Bucks Fizz – You and Your Heart So Blue
Sometimes a pop singer or a group comes along and speaks directly to your soul, and there isn’t a thing you can do about it. When I was eight the group that spoke to me, saying “buy every single one of our records” was Bucks Fizz. I cried when Making Your Mind Up was knocked off no.1 by Stand and Deliver (and, quite rightly, was given a stern telling off). Of course for the purposes of playground survival I had to pretend to be more of a Madness person, but behind closed doors I would open up my gatefold LP, which had lifesize head shots of Cheryl, Jay, Mike and Bobby inside, and prop it up against my bedroom window to try and fool the local toddlers into thinking I had the Fizz round for tea. It never worked.
Would I do anything differently with the benefit of hindsight? Yes I would. I’d march into school festooned in Bucks Fizz badges, loudly proclaiming that My Camera Never Lies is one of the best pop records ever. And then I’d head directly to sick bay, as I’d have gotten a good kicking. But it would totally have been worth it.
The group has never really undergone any sort of critical reappraisal – dismissed for being manufactured, for being lightweight, for being Eurovision winners, and for splintering into so many warring factions that at one point there were almost more versions of Bucks Fizz touring the country than there were remaining fans. But this is doing them a great disservice, because they made for a terrific pop group – and it’s easy to forget that for a couple of years they were the most popular one in the country. Their Imperial Phase lasted from The Land of Make Believe through to If You Can’t Stand the Heat, taking in the aforementioned Camera as well as Now Those Days Are Gone – the latter showing off vocal prowess worthy of Abba.
In 1985, with their golden days behind them and internal politics that would have scared off even Fleetwood Mac‘s relationship counsellor, Jay Aston abruptly quit the band just prior to the release of their first new single since 1984’s terrifying bus crash.

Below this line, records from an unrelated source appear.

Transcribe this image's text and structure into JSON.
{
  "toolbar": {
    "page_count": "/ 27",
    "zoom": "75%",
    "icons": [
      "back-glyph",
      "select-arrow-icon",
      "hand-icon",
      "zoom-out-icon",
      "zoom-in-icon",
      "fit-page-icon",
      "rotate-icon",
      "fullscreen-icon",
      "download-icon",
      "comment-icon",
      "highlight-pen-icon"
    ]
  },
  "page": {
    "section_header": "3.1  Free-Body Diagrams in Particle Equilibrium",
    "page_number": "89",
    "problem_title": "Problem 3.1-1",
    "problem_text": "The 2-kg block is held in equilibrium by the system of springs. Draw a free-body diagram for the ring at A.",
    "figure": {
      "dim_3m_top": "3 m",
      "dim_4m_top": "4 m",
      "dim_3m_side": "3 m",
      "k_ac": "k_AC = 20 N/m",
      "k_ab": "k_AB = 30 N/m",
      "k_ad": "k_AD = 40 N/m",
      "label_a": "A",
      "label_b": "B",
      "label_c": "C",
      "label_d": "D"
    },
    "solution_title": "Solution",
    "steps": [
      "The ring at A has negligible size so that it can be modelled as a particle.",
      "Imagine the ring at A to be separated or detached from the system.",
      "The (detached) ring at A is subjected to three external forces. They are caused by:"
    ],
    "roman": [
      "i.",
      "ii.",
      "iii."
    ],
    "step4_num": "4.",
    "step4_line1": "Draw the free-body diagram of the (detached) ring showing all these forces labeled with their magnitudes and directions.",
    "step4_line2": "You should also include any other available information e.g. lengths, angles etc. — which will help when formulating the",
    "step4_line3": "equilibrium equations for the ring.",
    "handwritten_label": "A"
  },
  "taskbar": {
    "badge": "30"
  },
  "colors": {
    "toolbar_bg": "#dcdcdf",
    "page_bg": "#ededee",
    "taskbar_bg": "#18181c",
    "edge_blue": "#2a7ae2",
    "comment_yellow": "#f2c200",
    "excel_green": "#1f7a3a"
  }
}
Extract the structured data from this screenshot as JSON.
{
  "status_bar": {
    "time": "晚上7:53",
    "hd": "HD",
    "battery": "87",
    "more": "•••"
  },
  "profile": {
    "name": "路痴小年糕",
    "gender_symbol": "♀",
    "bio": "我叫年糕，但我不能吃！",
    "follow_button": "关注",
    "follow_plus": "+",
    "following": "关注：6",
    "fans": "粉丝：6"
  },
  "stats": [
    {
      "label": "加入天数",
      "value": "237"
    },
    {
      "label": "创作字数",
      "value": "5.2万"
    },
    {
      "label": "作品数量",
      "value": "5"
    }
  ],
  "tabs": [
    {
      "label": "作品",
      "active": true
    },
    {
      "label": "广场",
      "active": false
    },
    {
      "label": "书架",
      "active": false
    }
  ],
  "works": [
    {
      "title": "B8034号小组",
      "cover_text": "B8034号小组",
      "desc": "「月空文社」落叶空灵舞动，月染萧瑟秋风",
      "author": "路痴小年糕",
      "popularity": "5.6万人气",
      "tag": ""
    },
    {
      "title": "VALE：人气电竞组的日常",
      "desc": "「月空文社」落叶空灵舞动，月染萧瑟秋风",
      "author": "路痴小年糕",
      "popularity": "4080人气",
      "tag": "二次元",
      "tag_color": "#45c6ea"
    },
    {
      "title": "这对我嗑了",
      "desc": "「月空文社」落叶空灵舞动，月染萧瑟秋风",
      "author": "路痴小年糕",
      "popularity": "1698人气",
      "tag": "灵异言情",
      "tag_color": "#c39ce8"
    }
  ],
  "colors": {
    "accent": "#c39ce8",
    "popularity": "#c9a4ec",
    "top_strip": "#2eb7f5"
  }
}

Amid flying lawsuits and tabloid headlines, it’s perhaps not surprising that You and Your Heart So Blue passed by almost unnoticed. It would perhaps have been better to postpone it entirely until the recruitment process for new member Shelley Preston had been completed. As it was, it snuck out in June with a video sans Aston, and a slightly too late performance on Wogan with a visibly terrified Preston, at this point just a few days into the job. Perhaps a kindly Bucks Fizz fan can tell me if she ever re-recorded the vocals (as Jacquie O’Sullivan supposedly did on I Want You Back when she replaced Siobhan in Bananarama) or whether she gaily mimed along to Jay’s.
People who have opinions about this sort of thing tend to consider You and Your Heart So Blue to be one of, if not the greatest Bucks Fizz single – and there’s a strong argument to be made for that. Not a million miles away from the sort of thing Don Henley was doing at the time, it’s desperately sad and yet is driven by a stately Footloose-ish rhythm. It’s also probably one of the very best team effort vocals they ever put in. Had things been managed better this would have made a lovely send-off single for Jay – imagine a video where she tearfully says goodbye to her band-mates, holding the door open for Shelley on her way out. Sob! In the finish up, it crawled to no.43 during this awkward interregnum and was quietly forgotten.
It wasn’t until June of 1986 that the new line-up scored another top 10 hit with the ace New Beginning (Mamba Seyra). But its parent album’s title – The Writing on the Wall – was to be more prophetic, for Bucks Fizz would never visit the top 40 again. But their influence really does live on – have a listen to Some Nights by fun. and Can’t Deny My Love by Brandon Flowers. That classic Bucks Fizz vocal style is front and centre in both. Hooray!
Entered chart: 22/06/1985
Chart peak: 43
Weeks on chart: 6
Who could sing this today and have a hit? fun. featuring Brandon Flowers!